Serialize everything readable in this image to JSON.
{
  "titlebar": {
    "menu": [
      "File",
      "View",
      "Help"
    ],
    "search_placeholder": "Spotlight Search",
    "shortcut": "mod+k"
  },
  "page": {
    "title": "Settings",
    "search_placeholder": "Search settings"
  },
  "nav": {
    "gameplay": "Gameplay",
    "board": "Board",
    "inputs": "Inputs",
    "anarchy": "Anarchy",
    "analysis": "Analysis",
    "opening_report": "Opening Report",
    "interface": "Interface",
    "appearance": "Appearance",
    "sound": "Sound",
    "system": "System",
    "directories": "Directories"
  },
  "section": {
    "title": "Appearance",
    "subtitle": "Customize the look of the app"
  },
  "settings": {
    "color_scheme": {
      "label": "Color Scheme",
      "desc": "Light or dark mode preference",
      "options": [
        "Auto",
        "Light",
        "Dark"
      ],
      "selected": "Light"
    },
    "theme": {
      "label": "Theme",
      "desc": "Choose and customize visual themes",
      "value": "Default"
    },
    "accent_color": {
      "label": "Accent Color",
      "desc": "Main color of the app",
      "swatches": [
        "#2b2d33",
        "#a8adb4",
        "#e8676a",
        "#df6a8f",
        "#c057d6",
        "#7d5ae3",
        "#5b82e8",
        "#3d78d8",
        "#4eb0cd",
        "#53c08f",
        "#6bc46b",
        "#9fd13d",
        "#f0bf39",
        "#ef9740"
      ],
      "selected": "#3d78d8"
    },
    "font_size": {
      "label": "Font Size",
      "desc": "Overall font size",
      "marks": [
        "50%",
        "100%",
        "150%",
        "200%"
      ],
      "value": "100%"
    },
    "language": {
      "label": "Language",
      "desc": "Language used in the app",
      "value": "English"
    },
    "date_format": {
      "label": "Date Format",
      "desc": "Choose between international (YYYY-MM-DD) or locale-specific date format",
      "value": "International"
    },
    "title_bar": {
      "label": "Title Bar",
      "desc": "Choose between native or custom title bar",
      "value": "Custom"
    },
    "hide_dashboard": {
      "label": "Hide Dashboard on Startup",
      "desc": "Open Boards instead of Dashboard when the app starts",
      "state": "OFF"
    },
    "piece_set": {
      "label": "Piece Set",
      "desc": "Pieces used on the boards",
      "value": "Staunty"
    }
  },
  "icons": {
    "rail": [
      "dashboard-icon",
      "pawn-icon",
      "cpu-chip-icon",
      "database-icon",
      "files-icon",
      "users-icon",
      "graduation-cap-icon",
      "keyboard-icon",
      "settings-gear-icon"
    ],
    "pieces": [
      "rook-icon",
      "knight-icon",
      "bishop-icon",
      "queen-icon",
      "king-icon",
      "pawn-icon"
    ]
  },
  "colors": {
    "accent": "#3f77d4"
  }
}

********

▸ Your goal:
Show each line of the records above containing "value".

▸ Written answer:
      "value": "Default"
      "value": "100%"
      "value": "English"
      "value": "International"
      "value": "Custom"
      "value": "Staunty"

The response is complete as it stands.